On Cross Country Checkup
Newspapers are struggling to stay alive in a world of free online news ...Canada's two national papers among them. Some are moving to online-only, or charging for access.
How do you get your news? Is free online-news killing the newspaper?
With guest host Suhana Meharchand.
Guests and Links Download mp3 (right click and choose 'Save Target As')
Canada's two national newspapers have recently taken steps to cut costs and try to increase revenues. The steps include cutting editions and charging for online news. They are just the latest in a series of changes as newspapers all over North America are feeling the pinch. Is it the tough economic times, or is it the fact that there are now so many other ways to get news, including online news sites, social media, RSS feeds, bloggers? With all these new options, people are getting used to not paying for news, and that hits newspapers more than most other sources.
For many decades newspapers have been at the centre of all newsgathering. It was the newspapers who paid for putting reporters' boots on the ground, all of whom fanned out and poked into everything happening in each community. The first serious competition came with the advent of that upstart TV, then of course came live 24 hour cable news, and more recently the Internet. But many online sources still rely on the strength of newspapers. They link to newspaper sites, to stories broken and written by newspaper reporters. And what's the first thing most broadcast news organizations do every morning? They check the newspapers.
So, if newspapers are in trouble ...what happens to the rest of what has become a multi-faceted news gathering world? Who has the deep pockets to pay for long term stories, investigative work and quality political coverage involving deep knowledge of the history and structure of government?
And what about the consumers of news? Now that online surfers have become accustomed to getting their news for free, is it possible to erect paywalls and try to get some money out of those same people. Or will they simply move elsewhere?
We want to know what you think? How do you get your news? How do you judge its trustworthiness? Do newspapers represent a model that has now become outdated? Who will pay ...and how ...for the kind of news that takes a lot of legwork, research and sweat to bring it to fruition?
Our topic today: "Is online news killing newspapers? How do you get your news?"
I'm Suhana Meharchand ...on CBC Radio One ...and on Sirius satellite radio channel 159 ...this is Cross Country Checkup.
- John Stackhouse

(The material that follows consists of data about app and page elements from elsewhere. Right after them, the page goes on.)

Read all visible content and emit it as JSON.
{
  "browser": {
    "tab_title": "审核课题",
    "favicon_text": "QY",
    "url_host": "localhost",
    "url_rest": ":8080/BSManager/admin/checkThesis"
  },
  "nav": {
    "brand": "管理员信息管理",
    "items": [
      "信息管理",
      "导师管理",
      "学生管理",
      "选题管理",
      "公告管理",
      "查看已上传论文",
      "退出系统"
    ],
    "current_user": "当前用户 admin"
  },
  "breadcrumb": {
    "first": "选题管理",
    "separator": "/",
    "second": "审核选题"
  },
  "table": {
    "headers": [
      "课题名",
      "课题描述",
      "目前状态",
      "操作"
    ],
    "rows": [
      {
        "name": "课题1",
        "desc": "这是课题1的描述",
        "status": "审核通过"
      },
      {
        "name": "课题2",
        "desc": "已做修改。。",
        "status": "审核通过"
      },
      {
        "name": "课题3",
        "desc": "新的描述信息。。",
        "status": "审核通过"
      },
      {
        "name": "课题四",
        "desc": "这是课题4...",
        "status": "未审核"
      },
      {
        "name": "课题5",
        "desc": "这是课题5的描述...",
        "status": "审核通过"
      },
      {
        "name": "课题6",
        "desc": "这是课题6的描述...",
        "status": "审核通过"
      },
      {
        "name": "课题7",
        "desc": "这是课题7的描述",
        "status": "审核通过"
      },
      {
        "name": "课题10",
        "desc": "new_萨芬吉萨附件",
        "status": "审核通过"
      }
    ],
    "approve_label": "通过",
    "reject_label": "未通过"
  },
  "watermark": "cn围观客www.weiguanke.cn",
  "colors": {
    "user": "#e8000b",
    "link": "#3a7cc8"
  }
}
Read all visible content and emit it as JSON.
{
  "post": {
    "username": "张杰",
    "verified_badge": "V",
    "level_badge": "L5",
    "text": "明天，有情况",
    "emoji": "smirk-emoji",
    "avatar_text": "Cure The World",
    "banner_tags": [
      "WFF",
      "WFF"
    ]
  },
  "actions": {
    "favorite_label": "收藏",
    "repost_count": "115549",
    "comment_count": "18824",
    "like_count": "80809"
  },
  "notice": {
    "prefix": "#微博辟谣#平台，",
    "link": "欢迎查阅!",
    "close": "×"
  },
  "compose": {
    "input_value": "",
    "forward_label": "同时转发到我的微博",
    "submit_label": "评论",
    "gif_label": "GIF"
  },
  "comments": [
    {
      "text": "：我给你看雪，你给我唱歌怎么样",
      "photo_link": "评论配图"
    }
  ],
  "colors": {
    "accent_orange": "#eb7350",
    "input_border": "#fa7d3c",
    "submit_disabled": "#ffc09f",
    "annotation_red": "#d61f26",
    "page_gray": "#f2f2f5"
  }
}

Editor-in-Chief of The Globe and Mail newspaper.
- George Affleck
General Manager of the Community Newspapers Association of BC and Yukon.
- Peter Stockland
Publisher Convivium magazine, former Editor-In-Chief of The Montreal Gazette and former editorial page editor of the Calgary Herald.
- Derrick de Kerckhove
Author of The Skin of Culture and Connected Intelligence and former Director of the McLuhan Program in Culture and Technology at the University of Toronto. He now teaches at the University of Naples and the Open University, Barcelona.
Globe and Mail